Smoking ban brings big cut in heart attacks in Scotland, study finds (The Guardian)

Smoking ban 'reduces heart risk' (BBC News)

Scottish smoking ban cuts heart attacks (The Telegraph)

Scottish Smoking Ban Leads to Huge Drop in Heart Attacks (Der Spiegel)

Now it turns out that the complete admissions data for the year following the ban show a drop less than half as big as the one claimed in the study and in all those news stories. And as Michael Blastland shows in a recent BBC News article, the 8 percent drop may simply be part of a long-term trend:

Heart attacks have been falling steadily for some years now. The percentage falls in the three years before the ban were 5.1%, 4.7% and 5.7%. So the fall since is still bigger than the trend would lead us to expect, but bigger only by about three or four percentage points—an improvement, but retreating fast from the magnitude of 17.

The latest release also makes clear that even an 8% fall in heart attacks is not unprecedented. There was another, larger drop between 1999 and 2000 of about 11%.

This seems to demonstrate significant variability around the trend, suggesting that last year's 8% drop might even be the result of chance. It is conceivable, although perhaps unlikely, that the smoking ban had no effect at all. The figures could be a result of no more than the ordinary ups and downs of statistical variation from one year to the next.

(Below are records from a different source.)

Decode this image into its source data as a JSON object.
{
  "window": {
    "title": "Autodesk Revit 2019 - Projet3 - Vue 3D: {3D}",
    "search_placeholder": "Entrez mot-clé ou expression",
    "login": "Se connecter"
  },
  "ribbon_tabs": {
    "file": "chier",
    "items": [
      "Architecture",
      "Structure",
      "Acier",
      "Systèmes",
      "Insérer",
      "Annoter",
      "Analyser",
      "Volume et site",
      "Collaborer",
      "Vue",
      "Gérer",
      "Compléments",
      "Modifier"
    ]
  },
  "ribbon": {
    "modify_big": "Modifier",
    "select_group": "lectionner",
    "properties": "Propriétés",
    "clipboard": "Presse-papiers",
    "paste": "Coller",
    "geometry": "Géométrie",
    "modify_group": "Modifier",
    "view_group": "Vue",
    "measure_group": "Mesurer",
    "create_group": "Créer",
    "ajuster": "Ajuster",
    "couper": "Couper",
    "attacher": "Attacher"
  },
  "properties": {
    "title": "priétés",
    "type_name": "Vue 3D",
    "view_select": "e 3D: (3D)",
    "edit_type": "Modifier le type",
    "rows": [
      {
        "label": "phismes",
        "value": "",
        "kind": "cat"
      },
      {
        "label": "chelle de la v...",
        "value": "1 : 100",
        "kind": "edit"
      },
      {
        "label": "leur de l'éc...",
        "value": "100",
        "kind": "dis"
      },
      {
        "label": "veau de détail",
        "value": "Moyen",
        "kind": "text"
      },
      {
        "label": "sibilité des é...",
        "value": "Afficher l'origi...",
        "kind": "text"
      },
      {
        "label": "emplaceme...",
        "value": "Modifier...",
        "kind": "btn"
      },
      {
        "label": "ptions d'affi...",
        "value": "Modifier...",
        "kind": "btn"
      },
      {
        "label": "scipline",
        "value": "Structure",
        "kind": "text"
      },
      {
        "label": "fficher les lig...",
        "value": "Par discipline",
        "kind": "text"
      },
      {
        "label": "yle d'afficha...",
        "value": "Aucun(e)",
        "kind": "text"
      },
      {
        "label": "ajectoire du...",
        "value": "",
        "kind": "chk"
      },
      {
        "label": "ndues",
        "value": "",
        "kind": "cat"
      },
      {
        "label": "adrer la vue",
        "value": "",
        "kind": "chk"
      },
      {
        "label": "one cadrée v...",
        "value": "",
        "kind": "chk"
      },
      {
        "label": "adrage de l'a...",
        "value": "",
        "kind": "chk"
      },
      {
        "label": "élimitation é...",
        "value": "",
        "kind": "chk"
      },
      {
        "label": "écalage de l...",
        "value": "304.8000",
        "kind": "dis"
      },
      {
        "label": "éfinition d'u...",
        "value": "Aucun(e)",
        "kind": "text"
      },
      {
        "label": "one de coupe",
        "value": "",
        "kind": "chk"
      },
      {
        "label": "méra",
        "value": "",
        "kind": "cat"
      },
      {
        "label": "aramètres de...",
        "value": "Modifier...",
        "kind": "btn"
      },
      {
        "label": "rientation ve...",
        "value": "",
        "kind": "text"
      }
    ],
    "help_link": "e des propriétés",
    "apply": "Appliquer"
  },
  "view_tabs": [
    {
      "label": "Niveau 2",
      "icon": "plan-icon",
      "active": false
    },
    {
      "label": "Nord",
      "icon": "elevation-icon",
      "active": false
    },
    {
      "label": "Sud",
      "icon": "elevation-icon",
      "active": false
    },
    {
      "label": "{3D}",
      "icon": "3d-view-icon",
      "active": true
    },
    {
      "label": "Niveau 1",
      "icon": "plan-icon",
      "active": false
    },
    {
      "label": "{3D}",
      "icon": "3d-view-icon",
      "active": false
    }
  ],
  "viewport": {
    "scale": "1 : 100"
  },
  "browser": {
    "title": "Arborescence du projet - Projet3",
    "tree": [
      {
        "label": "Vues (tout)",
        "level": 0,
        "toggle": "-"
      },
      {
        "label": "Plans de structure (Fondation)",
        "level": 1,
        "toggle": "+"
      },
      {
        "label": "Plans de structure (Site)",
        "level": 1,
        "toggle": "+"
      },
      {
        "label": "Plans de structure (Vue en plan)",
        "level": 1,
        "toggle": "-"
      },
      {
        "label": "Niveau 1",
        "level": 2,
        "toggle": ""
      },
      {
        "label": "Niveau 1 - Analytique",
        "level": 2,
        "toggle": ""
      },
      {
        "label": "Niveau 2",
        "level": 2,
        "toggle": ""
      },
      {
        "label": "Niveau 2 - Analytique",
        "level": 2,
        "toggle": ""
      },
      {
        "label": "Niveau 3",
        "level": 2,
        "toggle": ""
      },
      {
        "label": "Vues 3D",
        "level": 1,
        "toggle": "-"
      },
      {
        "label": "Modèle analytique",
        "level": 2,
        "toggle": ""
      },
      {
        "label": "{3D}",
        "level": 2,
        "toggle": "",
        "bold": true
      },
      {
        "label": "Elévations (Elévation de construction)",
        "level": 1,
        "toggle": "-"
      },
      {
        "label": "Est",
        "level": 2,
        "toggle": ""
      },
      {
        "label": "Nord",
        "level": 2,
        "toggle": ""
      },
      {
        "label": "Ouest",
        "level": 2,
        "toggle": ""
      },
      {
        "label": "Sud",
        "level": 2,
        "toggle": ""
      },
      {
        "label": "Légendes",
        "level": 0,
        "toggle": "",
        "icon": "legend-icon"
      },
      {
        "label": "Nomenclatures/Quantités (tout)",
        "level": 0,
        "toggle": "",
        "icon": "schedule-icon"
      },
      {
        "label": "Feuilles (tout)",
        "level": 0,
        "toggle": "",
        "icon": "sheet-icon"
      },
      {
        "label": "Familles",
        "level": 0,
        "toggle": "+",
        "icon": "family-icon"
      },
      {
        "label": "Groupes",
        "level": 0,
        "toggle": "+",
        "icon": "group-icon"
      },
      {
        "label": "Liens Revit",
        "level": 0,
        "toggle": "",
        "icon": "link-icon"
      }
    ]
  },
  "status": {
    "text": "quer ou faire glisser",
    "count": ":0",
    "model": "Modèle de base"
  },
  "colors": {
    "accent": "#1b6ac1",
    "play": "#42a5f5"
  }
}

Reporters can't be expected to look at data that haven't been released yet. But the idea that a smoking ban could cause an immediate, dramatic drop in heart attacks, whether by reducing secondhand smoke exposure or by encouraging smokers to quit, is so scientifically implausible that journalists should be automatically skeptical. Random variation and/or continuation of pre-existing trends are much more likely explanations for a decrease in heart attack admissions that happens to follow the imposition of a smoking ban. In the absence of more evidence, including additional years of followup and data from other jurisdictions with smoking bans (most of which apparently have not seen the big changes found in the few places that anti-smoking activists like to cite), the breathless reports prompted by studies like this one are absurdly premature.

[via The Rest of the Story]